<<<<

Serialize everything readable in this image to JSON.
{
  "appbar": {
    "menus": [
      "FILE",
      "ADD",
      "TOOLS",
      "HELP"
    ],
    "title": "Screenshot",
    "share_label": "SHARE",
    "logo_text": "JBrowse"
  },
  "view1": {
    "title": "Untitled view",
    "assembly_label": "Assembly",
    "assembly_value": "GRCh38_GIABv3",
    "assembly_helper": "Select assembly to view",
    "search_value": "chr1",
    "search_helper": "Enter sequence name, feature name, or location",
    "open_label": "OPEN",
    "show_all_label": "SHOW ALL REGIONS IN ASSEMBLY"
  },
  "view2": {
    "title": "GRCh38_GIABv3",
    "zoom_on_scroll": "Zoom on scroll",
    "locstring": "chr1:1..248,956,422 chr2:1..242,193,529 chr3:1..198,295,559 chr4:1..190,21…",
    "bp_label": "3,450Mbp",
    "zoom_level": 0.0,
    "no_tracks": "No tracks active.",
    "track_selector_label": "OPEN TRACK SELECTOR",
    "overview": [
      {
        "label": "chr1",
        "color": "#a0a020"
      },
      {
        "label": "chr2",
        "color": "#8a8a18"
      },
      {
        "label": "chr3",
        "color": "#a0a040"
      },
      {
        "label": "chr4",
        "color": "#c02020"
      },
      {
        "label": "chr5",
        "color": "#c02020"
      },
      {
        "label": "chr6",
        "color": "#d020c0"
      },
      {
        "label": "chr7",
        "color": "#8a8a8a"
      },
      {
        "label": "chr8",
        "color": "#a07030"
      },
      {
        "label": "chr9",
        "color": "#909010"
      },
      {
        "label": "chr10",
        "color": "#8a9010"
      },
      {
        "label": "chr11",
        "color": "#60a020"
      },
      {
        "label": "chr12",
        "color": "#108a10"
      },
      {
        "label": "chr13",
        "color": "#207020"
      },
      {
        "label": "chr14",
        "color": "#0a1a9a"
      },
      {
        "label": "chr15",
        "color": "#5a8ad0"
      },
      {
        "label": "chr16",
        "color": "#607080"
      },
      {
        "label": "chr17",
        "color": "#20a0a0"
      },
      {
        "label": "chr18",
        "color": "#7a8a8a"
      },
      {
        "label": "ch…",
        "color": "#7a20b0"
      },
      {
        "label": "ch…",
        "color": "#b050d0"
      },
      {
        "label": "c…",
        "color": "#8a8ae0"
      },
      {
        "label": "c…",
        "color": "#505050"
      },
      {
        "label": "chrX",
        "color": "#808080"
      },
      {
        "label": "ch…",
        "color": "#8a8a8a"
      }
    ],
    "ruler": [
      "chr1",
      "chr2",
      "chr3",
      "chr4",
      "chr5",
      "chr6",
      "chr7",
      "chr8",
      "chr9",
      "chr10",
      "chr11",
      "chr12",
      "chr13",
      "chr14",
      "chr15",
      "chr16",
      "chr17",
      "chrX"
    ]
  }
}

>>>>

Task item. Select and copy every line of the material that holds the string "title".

Result of the exercise.
    "title": "Screenshot",
    "title": "Untitled view",
    "title": "GRCh38_GIABv3",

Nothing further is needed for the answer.